### Work request:
Restate each of the lines given below, word for word.

### Listed entries:
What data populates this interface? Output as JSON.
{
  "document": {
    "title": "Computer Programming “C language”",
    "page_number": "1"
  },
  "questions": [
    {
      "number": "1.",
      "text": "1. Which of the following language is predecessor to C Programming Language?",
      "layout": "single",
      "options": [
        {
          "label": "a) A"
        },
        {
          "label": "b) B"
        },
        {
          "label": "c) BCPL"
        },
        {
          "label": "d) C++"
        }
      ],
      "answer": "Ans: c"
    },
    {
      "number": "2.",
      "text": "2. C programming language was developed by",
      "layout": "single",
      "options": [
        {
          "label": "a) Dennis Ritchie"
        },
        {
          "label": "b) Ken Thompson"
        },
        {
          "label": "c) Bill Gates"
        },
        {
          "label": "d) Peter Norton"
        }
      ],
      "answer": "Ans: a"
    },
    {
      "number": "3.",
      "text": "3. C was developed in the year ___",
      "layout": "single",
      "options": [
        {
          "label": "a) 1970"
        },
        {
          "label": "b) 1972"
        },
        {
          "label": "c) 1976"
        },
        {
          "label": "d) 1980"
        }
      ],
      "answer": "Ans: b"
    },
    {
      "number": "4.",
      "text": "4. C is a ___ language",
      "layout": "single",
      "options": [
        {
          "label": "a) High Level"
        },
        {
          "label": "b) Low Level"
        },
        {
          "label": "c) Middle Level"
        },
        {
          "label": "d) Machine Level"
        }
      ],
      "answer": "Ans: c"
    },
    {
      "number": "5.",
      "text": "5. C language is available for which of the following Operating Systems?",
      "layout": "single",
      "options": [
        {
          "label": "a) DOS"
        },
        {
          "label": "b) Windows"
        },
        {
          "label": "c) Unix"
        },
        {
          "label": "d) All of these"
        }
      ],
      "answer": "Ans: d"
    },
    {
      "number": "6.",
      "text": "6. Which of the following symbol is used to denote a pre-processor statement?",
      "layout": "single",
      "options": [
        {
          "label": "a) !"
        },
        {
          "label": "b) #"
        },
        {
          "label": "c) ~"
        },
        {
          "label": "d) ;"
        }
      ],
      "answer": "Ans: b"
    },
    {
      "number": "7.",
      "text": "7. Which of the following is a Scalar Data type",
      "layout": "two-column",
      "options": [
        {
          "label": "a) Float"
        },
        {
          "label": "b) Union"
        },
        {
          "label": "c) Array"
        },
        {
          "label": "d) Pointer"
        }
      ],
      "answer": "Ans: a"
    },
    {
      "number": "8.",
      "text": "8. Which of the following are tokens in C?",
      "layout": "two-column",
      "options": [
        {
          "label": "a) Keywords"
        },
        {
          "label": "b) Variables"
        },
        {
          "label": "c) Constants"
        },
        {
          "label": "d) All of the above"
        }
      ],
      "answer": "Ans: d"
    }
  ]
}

### Response below:
What data populates this interface? Output as JSON.
{
  "document": {
    "title": "Computer Programming “C language”",
    "page_number": "1"
  },
  "questions": [
    {
      "number": "1.",
      "text": "1. Which of the following language is predecessor to C Programming Language?",
      "layout": "single",
      "options": [
        {
          "label": "a) A"
        },
        {
          "label": "b) B"
        },
        {
          "label": "c) BCPL"
        },
        {
          "label": "d) C++"
        }
      ],
      "answer": "Ans: c"
    },
    {
      "number": "2.",
      "text": "2. C programming language was developed by",
      "layout": "single",
      "options": [
        {
          "label": "a) Dennis Ritchie"
        },
        {
          "label": "b) Ken Thompson"
        },
        {
          "label": "c) Bill Gates"
        },
        {
          "label": "d) Peter Norton"
        }
      ],
      "answer": "Ans: a"
    },
    {
      "number": "3.",
      "text": "3. C was developed in the year ___",
      "layout": "single",
      "options": [
        {
          "label": "a) 1970"
        },
        {
          "label": "b) 1972"
        },
        {
          "label": "c) 1976"
        },
        {
          "label": "d) 1980"
        }
      ],
      "answer": "Ans: b"
    },
    {
      "number": "4.",
      "text": "4. C is a ___ language",
      "layout": "single",
      "options": [
        {
          "label": "a) High Level"
        },
        {
          "label": "b) Low Level"
        },
        {
          "label": "c) Middle Level"
        },
        {
          "label": "d) Machine Level"
        }
      ],
      "answer": "Ans: c"
    },
    {
      "number": "5.",
      "text": "5. C language is available for which of the following Operating Systems?",
      "layout": "single",
      "options": [
        {
          "label": "a) DOS"
        },
        {
          "label": "b) Windows"
        },
        {
          "label": "c) Unix"
        },
        {
          "label": "d) All of these"
        }
      ],
      "answer": "Ans: d"
    },
    {
      "number": "6.",
      "text": "6. Which of the following symbol is used to denote a pre-processor statement?",
      "layout": "single",
      "options": [
        {
          "label": "a) !"
        },
        {
          "label": "b) #"
        },
        {
          "label": "c) ~"
        },
        {
          "label": "d) ;"
        }
      ],
      "answer": "Ans: b"
    },
    {
      "number": "7.",
      "text": "7. Which of the following is a Scalar Data type",
      "layout": "two-column",
      "options": [
        {
          "label": "a) Float"
        },
        {
          "label": "b) Union"
        },
        {
          "label": "c) Array"
        },
        {
          "label": "d) Pointer"
        }
      ],
      "answer": "Ans: a"
    },
    {
      "number": "8.",
      "text": "8. Which of the following are tokens in C?",
      "layout": "two-column",
      "options": [
        {
          "label": "a) Keywords"
        },
        {
          "label": "b) Variables"
        },
        {
          "label": "c) Constants"
        },
        {
          "label": "d) All of the above"
        }
      ],
      "answer": "Ans: d"
    }
  ]
}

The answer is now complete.